Regeneron and Sanofi unveiled the results of cardiovascular results for Praluent in March 2018. In their study, Praluent also reduced the risk of major cardiac events, and there was an observed reduction in overall mortality of 29% in patients with stubbornly high bad cholesterol levels who were north of 100 mg / dl. It is expected that when these results are submitted to the FDA, the regulator will also approve Praluent for the prevention of cardiac events.
In addition to having evidence of improved results, drugmakers also seem willing to seriously cut prices to increase volume. On March 10, Regeneron and Sanofi announced that they would discuss various options, including price reductions, with payers, and on May 1, Express scripts has agreed to make Praluent the proprietary PCSK9 inhibitor for the 25 million patients enrolled in regimens based on the Express Scripts drug formulary.
In exchange for the exclusivity, Express Scripts gets an undisclosed – and possibly significant – discount. Prior to this deal, payers would have paid around $ 9,000 per year for Praluent after rebates and rebates, and I bet the price of Express Scripts will be much lower than that.
Increase in sales
Both Repatha and Praluent’s revenue made great strides in the right direction last year, and sales have started well so far in 2018.
In 2017, Repatha’s global revenue was $ 319 million, up 126% year-on-year, and Praluent’s global sales to $ 194 million, up 68% year-on-year. In the fourth quarter of 2017, Repatha’s sales grew 69% to $ 98 million, giving it an annualized sales rate of nearly $ 400 million. Praluent’s sales grew 53%, to $ 63 million, giving it an annualized execution rate of nearly $ 250 million.
Sales momentum also continued in 2018. In Q1 2018, Repatha’s global sales were $ 123 million, up 151% year-on-year, while Praluent sales were $ 60 million. dollars, up 67% year on year.
Are these actions a buy?
The demand for PCSK9 inhibitors is growing, and that’s good news for both of these companies. But there is a fly in the ointment that investors should be aware of.
Amgen is stung in a heated patent battle against Regeneron and Sanofi. While the companies are currently awaiting an appeal decision, the court sided with Amgen in early 2017, telling Regeneron and Sanofi they had to withdraw their drug from the market. The appeal from Regeneron and Sanofi has delayed this order, but uncertainty remains as to how this will play out in the court system.
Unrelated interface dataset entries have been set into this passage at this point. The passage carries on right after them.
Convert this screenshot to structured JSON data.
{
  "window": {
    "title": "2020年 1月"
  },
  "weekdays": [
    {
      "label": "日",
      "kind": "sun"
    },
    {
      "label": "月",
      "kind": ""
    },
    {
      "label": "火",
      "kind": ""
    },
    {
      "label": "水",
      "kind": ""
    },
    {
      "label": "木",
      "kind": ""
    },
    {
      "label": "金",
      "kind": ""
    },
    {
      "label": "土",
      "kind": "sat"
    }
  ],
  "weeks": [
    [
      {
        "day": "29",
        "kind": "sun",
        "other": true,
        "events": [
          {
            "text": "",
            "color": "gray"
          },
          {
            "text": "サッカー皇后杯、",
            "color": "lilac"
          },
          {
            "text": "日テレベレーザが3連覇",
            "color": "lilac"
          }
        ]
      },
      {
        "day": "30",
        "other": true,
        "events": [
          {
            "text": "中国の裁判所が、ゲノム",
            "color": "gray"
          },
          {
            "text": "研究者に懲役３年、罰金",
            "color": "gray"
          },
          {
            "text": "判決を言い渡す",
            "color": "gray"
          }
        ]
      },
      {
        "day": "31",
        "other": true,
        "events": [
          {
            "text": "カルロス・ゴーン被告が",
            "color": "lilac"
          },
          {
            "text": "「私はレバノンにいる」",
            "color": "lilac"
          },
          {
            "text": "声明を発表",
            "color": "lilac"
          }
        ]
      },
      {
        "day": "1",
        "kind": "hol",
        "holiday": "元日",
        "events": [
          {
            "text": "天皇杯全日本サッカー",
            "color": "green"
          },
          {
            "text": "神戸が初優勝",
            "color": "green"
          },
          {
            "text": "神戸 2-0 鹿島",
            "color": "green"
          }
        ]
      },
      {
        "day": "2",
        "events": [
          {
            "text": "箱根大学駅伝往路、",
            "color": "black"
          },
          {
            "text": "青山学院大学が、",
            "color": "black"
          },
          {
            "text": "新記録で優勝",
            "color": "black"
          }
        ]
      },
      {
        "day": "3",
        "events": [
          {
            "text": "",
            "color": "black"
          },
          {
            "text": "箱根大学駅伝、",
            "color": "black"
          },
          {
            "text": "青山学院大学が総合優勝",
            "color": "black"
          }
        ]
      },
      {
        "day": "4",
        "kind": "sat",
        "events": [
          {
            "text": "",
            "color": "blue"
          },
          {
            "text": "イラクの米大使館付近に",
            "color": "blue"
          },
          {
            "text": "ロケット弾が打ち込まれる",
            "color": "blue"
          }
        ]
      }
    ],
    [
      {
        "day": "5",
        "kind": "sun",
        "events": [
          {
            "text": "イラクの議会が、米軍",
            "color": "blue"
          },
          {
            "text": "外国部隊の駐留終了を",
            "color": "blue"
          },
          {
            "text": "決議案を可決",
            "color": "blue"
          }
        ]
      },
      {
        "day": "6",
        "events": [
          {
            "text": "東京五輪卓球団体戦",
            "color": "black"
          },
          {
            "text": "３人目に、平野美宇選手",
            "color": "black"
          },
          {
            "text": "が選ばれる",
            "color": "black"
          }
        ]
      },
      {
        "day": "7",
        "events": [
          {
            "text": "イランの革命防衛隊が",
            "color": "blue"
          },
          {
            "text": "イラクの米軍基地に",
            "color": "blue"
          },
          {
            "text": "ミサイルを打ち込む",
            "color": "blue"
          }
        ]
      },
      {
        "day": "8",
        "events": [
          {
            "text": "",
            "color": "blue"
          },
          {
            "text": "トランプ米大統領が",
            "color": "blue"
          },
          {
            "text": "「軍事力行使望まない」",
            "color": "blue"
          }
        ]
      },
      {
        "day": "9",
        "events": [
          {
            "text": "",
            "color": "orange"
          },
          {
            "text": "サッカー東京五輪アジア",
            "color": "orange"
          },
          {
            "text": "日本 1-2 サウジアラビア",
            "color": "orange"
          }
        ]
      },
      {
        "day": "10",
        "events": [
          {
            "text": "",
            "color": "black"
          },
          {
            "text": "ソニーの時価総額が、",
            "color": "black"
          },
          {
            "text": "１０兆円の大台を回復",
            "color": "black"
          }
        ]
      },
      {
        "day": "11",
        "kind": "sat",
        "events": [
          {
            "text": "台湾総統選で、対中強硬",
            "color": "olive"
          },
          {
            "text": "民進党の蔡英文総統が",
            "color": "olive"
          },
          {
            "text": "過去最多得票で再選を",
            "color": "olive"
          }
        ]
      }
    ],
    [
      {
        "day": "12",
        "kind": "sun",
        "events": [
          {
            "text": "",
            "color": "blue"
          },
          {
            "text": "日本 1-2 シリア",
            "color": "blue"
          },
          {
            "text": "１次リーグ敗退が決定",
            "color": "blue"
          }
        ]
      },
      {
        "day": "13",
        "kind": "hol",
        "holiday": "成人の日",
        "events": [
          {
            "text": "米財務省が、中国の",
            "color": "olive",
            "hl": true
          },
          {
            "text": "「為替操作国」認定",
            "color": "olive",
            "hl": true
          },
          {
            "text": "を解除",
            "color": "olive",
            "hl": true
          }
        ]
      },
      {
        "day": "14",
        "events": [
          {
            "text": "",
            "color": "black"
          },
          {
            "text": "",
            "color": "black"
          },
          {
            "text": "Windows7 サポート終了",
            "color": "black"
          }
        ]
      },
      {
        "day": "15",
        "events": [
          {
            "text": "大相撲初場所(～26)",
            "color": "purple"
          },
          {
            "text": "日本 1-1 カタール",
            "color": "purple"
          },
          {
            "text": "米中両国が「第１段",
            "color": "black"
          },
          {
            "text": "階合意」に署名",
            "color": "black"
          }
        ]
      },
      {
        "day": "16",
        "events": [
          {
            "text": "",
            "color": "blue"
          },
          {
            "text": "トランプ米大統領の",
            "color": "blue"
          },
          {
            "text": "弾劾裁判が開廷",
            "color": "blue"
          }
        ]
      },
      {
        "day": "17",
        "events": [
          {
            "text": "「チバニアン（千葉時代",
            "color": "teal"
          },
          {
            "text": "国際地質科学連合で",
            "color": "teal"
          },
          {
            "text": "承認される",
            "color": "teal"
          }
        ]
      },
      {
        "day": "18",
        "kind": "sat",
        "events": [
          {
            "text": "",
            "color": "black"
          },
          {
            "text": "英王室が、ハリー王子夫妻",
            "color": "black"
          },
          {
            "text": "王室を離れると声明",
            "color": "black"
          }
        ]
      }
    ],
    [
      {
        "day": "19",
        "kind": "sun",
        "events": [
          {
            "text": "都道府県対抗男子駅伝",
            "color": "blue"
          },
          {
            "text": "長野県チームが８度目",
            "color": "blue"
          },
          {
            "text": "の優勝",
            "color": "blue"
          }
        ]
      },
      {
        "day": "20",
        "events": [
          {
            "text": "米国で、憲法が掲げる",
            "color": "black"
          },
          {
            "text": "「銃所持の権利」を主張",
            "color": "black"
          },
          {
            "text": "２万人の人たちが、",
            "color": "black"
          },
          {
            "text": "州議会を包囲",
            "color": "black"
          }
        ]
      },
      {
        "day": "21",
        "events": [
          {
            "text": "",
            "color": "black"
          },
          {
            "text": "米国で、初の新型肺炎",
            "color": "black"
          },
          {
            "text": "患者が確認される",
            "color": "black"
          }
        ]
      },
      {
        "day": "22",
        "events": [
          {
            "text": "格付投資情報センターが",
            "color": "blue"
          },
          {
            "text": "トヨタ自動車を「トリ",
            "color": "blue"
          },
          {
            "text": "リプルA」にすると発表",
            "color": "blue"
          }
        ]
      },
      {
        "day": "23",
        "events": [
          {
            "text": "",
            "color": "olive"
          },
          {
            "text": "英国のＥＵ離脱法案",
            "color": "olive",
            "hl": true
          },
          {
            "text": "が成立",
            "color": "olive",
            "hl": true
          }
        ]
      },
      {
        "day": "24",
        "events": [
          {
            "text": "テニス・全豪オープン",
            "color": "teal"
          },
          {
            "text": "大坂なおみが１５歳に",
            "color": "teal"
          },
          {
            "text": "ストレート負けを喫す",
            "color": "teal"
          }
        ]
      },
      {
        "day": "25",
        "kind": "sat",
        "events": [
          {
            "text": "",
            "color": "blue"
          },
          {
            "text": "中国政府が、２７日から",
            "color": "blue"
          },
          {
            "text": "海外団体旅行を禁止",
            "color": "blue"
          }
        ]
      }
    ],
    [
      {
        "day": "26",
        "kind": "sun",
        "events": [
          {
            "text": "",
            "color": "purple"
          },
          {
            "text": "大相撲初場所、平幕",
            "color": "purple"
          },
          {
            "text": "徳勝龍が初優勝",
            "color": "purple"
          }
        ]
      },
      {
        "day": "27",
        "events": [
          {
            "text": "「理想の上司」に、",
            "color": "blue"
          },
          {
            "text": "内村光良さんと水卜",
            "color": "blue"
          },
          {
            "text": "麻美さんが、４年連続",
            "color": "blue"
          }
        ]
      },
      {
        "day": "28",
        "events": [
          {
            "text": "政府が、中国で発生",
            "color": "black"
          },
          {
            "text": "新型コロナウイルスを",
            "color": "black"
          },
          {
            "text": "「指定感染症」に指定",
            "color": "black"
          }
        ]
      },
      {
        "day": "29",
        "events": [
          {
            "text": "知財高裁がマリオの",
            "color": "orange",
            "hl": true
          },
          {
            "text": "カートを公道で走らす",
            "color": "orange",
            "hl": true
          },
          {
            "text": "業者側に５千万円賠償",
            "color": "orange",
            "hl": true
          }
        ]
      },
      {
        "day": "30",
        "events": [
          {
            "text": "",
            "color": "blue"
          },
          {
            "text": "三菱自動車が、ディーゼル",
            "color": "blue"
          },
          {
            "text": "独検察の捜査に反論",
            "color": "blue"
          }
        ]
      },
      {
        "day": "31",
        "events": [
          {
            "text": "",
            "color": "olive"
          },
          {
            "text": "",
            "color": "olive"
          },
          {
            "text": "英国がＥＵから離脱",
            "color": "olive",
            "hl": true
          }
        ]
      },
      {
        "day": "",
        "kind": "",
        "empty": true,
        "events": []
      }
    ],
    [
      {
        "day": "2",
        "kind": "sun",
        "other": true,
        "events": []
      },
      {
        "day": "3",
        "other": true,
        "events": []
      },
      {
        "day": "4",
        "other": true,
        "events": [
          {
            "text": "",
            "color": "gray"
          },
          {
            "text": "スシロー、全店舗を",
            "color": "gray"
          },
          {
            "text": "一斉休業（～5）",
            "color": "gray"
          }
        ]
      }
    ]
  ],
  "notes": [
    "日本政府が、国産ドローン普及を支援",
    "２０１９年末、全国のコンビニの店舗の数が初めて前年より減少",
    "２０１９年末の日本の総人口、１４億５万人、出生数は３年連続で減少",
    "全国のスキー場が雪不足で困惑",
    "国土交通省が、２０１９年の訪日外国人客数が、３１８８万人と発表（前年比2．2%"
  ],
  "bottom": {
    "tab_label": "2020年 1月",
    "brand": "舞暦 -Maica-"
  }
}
If the two companies do not agree beforehand, a new jury trial is expected to open in February 2019.
It should also not be ignored that all of these companies are biopharmaceutical giants, so despite PCSK9 inhibitors generating hundreds of millions of dollars, their ability to make a difference for these companies is limited.
Nonetheless, the story of PCSK9 is compelling. Once the patent litigation is over, investors will want to consider taking stock in one or both of these companies.
This article represents the opinion of the author, who may disagree with the “official” recommendation position of a premium Motley Fool consulting service. We are heterogeneous! Questioning an investment thesis – even one of our own – helps us all to think critically about investing and make decisions that help us become smarter, happier, and richer.